Source data below:

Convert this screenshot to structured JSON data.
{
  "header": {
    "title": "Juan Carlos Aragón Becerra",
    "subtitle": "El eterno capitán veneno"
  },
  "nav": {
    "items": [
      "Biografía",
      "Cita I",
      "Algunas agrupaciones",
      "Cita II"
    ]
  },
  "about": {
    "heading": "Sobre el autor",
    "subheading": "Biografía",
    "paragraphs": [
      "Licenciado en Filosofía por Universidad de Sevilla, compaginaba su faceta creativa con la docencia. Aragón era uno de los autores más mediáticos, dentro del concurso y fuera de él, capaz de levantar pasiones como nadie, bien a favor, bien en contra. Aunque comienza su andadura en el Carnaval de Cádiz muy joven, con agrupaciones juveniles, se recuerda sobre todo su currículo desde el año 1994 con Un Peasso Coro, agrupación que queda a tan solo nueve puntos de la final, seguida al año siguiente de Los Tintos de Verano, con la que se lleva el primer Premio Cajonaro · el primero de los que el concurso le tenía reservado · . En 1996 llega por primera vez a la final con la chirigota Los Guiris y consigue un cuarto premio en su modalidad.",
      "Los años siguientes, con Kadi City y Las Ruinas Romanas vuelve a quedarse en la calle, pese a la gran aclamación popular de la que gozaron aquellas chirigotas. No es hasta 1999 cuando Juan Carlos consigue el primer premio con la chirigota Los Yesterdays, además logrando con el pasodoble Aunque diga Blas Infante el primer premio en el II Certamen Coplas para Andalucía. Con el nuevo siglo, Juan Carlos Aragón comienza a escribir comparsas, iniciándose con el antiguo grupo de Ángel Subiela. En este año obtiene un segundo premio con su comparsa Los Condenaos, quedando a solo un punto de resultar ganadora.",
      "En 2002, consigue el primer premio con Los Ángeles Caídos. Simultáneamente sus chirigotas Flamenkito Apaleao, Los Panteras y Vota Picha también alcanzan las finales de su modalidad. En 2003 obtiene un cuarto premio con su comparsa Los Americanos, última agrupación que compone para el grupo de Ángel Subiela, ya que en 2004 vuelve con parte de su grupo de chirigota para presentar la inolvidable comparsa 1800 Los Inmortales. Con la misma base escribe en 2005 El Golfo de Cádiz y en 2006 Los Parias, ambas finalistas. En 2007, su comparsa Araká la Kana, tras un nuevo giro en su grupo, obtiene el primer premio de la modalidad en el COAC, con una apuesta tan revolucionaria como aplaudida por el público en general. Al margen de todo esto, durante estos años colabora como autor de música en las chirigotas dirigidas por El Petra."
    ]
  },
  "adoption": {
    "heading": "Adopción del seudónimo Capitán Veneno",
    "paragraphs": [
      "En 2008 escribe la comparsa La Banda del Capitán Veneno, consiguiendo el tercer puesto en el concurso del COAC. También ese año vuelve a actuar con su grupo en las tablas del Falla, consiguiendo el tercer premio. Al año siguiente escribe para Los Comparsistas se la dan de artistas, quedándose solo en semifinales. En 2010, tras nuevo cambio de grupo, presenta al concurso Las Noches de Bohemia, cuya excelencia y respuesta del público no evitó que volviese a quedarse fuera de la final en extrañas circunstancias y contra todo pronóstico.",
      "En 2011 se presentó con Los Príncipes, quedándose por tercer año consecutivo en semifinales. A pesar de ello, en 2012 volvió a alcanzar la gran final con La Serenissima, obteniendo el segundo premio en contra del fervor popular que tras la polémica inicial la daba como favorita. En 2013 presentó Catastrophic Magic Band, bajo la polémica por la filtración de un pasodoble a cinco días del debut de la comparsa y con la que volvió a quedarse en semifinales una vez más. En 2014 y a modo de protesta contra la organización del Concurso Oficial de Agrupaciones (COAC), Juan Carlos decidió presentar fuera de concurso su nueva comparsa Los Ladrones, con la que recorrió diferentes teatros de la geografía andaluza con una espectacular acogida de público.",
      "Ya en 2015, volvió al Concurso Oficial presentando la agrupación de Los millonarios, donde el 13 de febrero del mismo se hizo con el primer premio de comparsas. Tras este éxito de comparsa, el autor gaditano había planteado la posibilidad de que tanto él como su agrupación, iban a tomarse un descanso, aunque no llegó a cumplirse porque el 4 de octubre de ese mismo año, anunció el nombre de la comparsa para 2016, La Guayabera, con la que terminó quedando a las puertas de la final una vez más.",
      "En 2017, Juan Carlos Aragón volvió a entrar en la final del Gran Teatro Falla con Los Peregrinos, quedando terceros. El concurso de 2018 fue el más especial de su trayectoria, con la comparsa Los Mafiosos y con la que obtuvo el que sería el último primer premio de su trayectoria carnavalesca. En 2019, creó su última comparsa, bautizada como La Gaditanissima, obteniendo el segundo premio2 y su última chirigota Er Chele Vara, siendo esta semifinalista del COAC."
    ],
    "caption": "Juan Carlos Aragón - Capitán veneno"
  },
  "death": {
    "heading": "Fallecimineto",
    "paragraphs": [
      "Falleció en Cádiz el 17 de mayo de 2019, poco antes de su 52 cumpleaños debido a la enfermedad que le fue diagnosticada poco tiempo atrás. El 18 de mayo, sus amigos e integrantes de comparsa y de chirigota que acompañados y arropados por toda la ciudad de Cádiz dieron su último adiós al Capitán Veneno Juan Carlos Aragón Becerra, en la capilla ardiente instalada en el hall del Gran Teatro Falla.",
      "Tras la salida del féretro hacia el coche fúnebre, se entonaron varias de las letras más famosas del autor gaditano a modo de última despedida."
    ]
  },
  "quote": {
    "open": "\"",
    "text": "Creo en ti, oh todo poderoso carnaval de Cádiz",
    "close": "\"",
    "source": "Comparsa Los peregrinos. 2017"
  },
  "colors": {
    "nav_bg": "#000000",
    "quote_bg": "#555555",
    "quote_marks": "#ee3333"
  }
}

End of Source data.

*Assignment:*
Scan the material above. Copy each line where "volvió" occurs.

*Result for this task:*
      "En 2011 se presentó con Los Príncipes, quedándose por tercer año consecutivo en semifinales. A pesar de ello, en 2012 volvió a alcanzar la gran final con La Serenissima, obteniendo el segundo premio en contra del fervor popular que tras la polémica inicial la daba como favorita. En 2013 presentó Catastrophic Magic Band, bajo la polémica por la filtración de un pasodoble a cinco días del debut de la comparsa y con la que volvió a quedarse en semifinales una vez más. En 2014 y a modo de protesta contra la organización del Concurso Oficial de Agrupaciones (COAC), Juan Carlos decidió presentar fuera de concurso su nueva comparsa Los Ladrones, con la que recorrió diferentes teatros de la geografía andaluza con una espectacular acogida de público.",
      "Ya en 2015, volvió al Concurso Oficial presentando la agrupación de Los millonarios, donde el 13 de febrero del mismo se hizo con el primer premio de comparsas. Tras este éxito de comparsa, el autor gaditano había planteado la posibilidad de que tanto él como su agrupación, iban a tomarse un descanso, aunque no llegó a cumplirse porque el 4 de octubre de ese mismo año, anunció el nombre de la comparsa para 2016, La Guayabera, con la que terminó quedando a las puertas de la final una vez más.",
      "En 2017, Juan Carlos Aragón volvió a entrar en la final del Gran Teatro Falla con Los Peregrinos, quedando terceros. El concurso de 2018 fue el más especial de su trayectoria, con la comparsa Los Mafiosos y con la que obtuvo el que sería el último primer premio de su trayectoria carnavalesca. En 2019, creó su última comparsa, bautizada como La Gaditanissima, obteniendo el segundo premio2 y su última chirigota Er Chele Vara, siendo esta semifinalista del COAC."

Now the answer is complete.